Scott Kelly and the Road Home, The Forgiven Ghost in Me
A collection of grim 3 a.m. folk songs
Given that Neurosis frontman Scott Kelly recently released the covers album Songs of Townes Van Zandt and has issued two other sparse, introspective and largely acoustic solo records since 2001, it’s not surprising that his latest project, Scott Kelly and the Road Home, is a dark, personal vision of hard living, lost love and the vague hope for redemption inspired by Hank Williams, Johnny Cash and latter-day Leonard Cohen.
What is surprising is how effectively Kelly attains maximal impact with minimal design. The songs on The Forgiven Ghost in Me are almost completely devoid of percussion. They’re repetitive, but they don’t drag, and the playing is simple and unpretentious, welcoming the listener into a world both chilling and filled with wonder.
Kelly clearly believes in the glory of nature and creates colorful imagery of the sun, clouds, sea, rain, light, fire and flowers. But he has trouble seeing past the blackness of mortality. “The blade of the reaper suspend in the eye in the reverence/ all dues in the crossing feed the soul drowning in the breech,” he rasps in “Within in Blood.”
Accompanied by Neurosis keyboardist Noah Landis and ex-Sorrow Town Riders frontman Greg Dale, The Forgiven Ghost in Me flows with grim 3 a.m. folk songs that alternate slow, heavy-hearted strums with picked, ringing notes, and feature an undercurrent of spare, droning organ, brooding bowed bass and haunting slide guitar. It’s a dusky, reflective experience filled with space, and Kelly accompanies the melancholy tones with raw, naked sentiment.
“Death brings the rain to the river and I walk from the shore waiting/ The stones in the river bring hell to the heartâ€¦/ All truth is denied, we will fall in the sun,” he croons on “We Let the Hell Come.” The last two minutes of the song provide some of the most energetic moments on the album; the strumming doubles in speed and becomes more complex, and a second guitar offers welcome melodic counterpoint.
But it’s the final track, “The Field That Surrounds Me” that most closely resembles Kelly’s more rock-oriented efforts. Accompanied by Neurosis drummer Jason Roeder, A Storm of Light frontman Josh Graham and a saxophone player, the song is a climactic contrast of acoustic and electric elements, and achieves a transcendent vibe somewhat redolent of Pink Floyd.
Even at their gloomiest, Scott Kelly and the Road Home have the gift to uplift.
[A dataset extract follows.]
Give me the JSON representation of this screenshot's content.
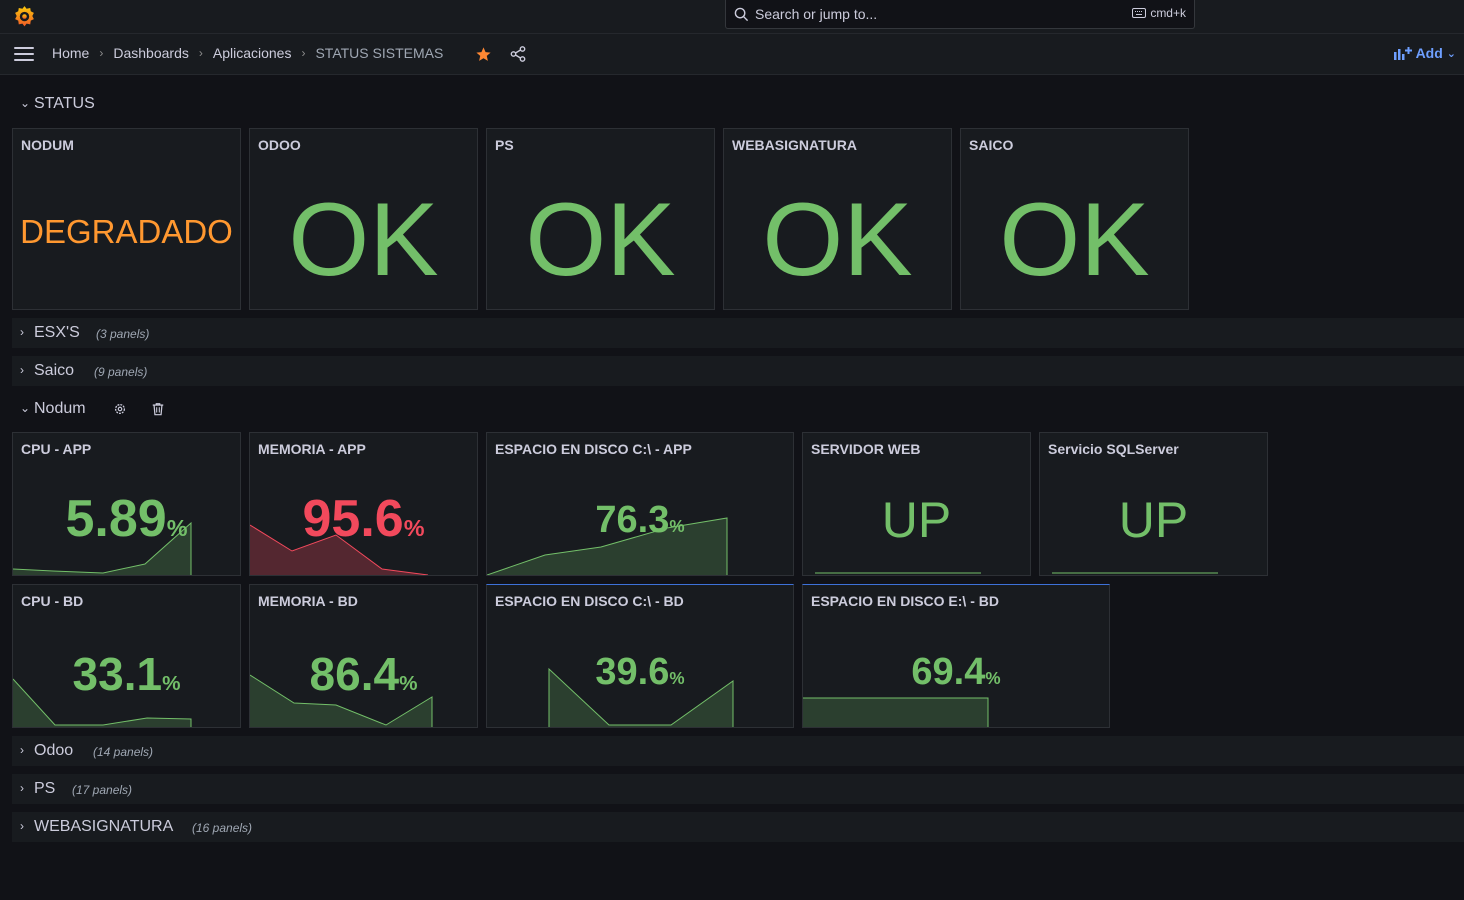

In the end, Kelly may still question the meaning of it all, but the power of his music remains undeniable.